Block 1 - Square Wheel
by Lynne Hagmeier, Kansas Troubles Quilters
I'm honored and delighted to kick off the 4th round of Moda Block Heads. I never dreamed when I approached fellow Moda designer, Lisa Bongean of Primitive Gatherings, at Quilt Market several years ago and suggested we gather all the "dark" designers to host a block hop that it would result in a book with Martingale and subsequent block hops with even more Moda designers! Whew! What a ride.
For those of you returning - Welcome Back! For those of you new to Block Heads, know that it isn't a race or a competition. We're all just happy to share our designs with you as sister quilters, and maybe teach a few tips and tricks that we've learned along the way.
For my fabric selection, I started with scraps from my upcoming collection of red/tan/blue Freedom Road. I'm loving the patriotic feel of the line, but also that it can be blended into my other KT fabrics. I'll add reds, tans, blues and golds from previous lines for a scrappier feel as the weeks progress.
|Freedom Road by KTQ for Moda|
These are the staples of my piecing arsenal - an Oliso iron, a spray bottle of starch mixture, pressing block, a small ruler and a Sewline marking pencil. Along with my wool pressing mat, I have seen improved results in my piecing accuracy over the years using these items.
I used Magic Sizing for years, but wasn't always happy with the outcome. When Joy Johnson (KT employee) found a recipe for sizing using Sta-Flo starch, potato vodka and distilled water, we all tried it and found it left our fabric crisper without the flakes of spray starch. Then Lisa Smith (KT employee) introduced me to Terial. It's a liquid starch that when used undiluted, will make your fabric as stiff as cardboard! I prefer a mix of 2 parts water to 1 part Terial for a nice, crisp finish that makes cutting and piecing easier. No stretching or distortion of fabric. I love it!
I know alot of designers soak their fabric in starch and hang it dry, but I honestly don't have the space, time or inclination to do so. Be sure to spray & press all precuts as well as yardage before starting your project. L
My block, Square Wheel, incorporates an element of piecing that has challenged me over the years. Connector Corners, or flip-and-sew corners, were always a dreaded chore. Now I've learned to mark the diagonal line across the wrong side of the connector corner square (blue) and stitch right next to the line closest to the corner, as shown. Basically, I'm leaving the drawn line as the fold line so the top triangle, when folded toward the corner, will match the background square's corner. It's practically foolproof! However, I always stitch one corner and test the fold before trimming any seam allowances to make sure I'm on the right track.

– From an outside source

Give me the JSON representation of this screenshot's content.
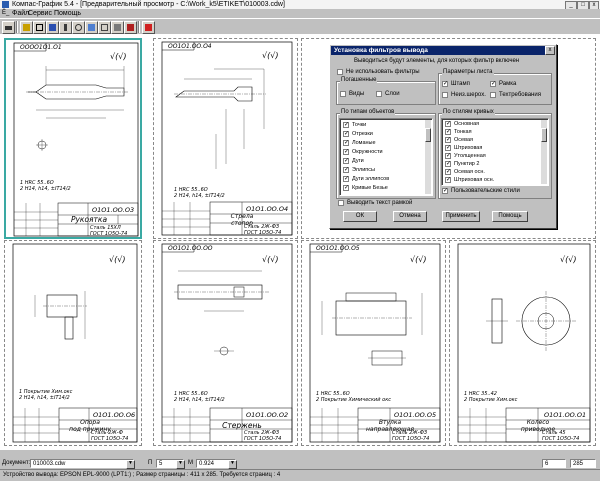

|My Favorite Piecing/Pressing Tools|
I add two connector corners on opposite corners of the block, then trim the seam allowance to 1/4" and press the seams open. I dry press the seam, then spray with starch and press again, finishing with the pressing block while I move on to the next block. For those of you who have not used a pressing block, find one now and try it! I'm amazed at how much flatter my seams lay after pressing with starch and laying the pressing block on the open seams for a few seconds. It's a game changer for me, especially with smaller pieces.
Add the remaining two connector corners and repeat - draw line, stitch, trim, press, block.
I pressed the seams open on the red/tan side bar units, too. Since they don't match up to any other seams, I like to keep the block as flat as possible. My main suggestion for these is when you're chain piecing pieces that are exactly the same length (squares or rectangles), lift the presser foot before starting to sew each unit. (It's one reason I LOVE my Bernina knee lift!) I think it helps to keep the presser foot from pushing the top piece that 1/16th of an inch that drives me crazy.
You've probably noticed by now that I didn't begin by stitching the center 9-patch together. That's because I wasn't sure how I wanted to place the fabrics in the center. By making the rest of the block, I could see how the different options would look before committing to one way. Here are my options:
|Option #1 - light tan print 9-patch corners|
Option #2 - 9-patch corners match D-connector corners and bars. Obviously, I chose option #2. I liked the more definitive cross/plus in the center and thought it rounded out the center of the block.
While most of the seams within the units are pressed open, I always press seams in the block rows for opposing seams. For this block, I press toward the red/tan bar units. This ensure perfect intersections and a more square block overall.
Side Note: My grandson called this block Flat Tire instead of Square Wheel. Five out of seven of us in the family have had tire issues in the last two weeks!
Here's the back of the block so you can see the pressing details. After sewing the rows together, I pressed the final two seams open.
HERE is the link to my block on Moda's website
Again, Welcome to Moda Block Heads #4! I'm so excited about the blocks coming up this year.
Better get back to my sewing machine.
See you next Wednesday!